We just celebrated our 12th wedding anniversary. 12 years!! That’s quite an accomplishment, especially when you consider the average marriage in this country lasts only 8.
So how did we celebrate? Roses strewn on the bed? A super-fancy dinner? A glammed-up night out on the town? Nope. B picked up flowers for me at the grocery store on her way home from the gym at 7am. I gave her a card when she got home from work that night. We did have a babysitter, but our big night out consisted of a walk to a neighborhood restaurant, a place we go often enough that they know us and asked where the kids were. 90 minutes after we walked out our front door, we were back home, glued to our separate iPads. Ah, romance!
It got me thinking about love. I remember when we were first married. Simply seeing B across the room was enough to make my heart skip a beat. The mere thought of anything horrible happening to her caused my heart to pound. Twelve years later, that gut-wrenching passion has faded to memory. I no longer regularly work myself into a panic fretting about some imaginary horrible fate befalling her – that’s now reserved for the kids.

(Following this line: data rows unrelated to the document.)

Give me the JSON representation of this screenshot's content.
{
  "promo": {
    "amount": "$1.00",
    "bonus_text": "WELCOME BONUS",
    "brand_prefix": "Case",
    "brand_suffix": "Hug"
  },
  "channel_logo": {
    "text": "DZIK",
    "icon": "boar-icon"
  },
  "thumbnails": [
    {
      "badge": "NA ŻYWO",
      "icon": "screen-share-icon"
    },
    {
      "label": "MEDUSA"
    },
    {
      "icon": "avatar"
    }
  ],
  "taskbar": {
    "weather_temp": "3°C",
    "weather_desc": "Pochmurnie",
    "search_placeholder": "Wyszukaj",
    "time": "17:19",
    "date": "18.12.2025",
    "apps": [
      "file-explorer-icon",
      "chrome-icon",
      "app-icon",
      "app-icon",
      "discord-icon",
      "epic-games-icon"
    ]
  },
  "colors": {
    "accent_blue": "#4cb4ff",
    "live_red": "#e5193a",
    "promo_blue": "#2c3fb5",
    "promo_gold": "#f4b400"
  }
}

The funny thing is, even though that intense passion for her no longer consumes my waking moments, I could no more live without B today than 12 years ago. She’s such a constant in my life, such an important and central part of me, that it would be as absurd to consider life without her as without a vital organ. Possible to survive, yes. But would I ever choose it? Hell, no.
My struggle with marriage these days is not calming irrational fears of tragic fates, but remembering not to take her for granted. I know I don’t tell B often enough how important she is to me. Every once in a while, though, something does jolt me out of my calm complacency – usually some tragic news story – and my heart once again leaps into my throat in fear. It’s in those moments of panic – so reminiscent of our newlywed days– that I notice just how much a part of me she’s become. She really is the center of my universe.
Walking home on our anniversary, I realized that that is the beauty of love 12 years in (14 if you count the years we dated and were engaged). Yes, the flowers and champagne and intense passions of new love are really exciting. But we’ve been there, done that. Love now is the calm feeling of being anchored, the comfort of knowing she’s in the room even if I don’t notice her, the contentment of having her as my home base. I wouldn’t want it any other way.
Happy anniversary my love!
What does love mean to you? Has it changed over the years you’ve been with your partner?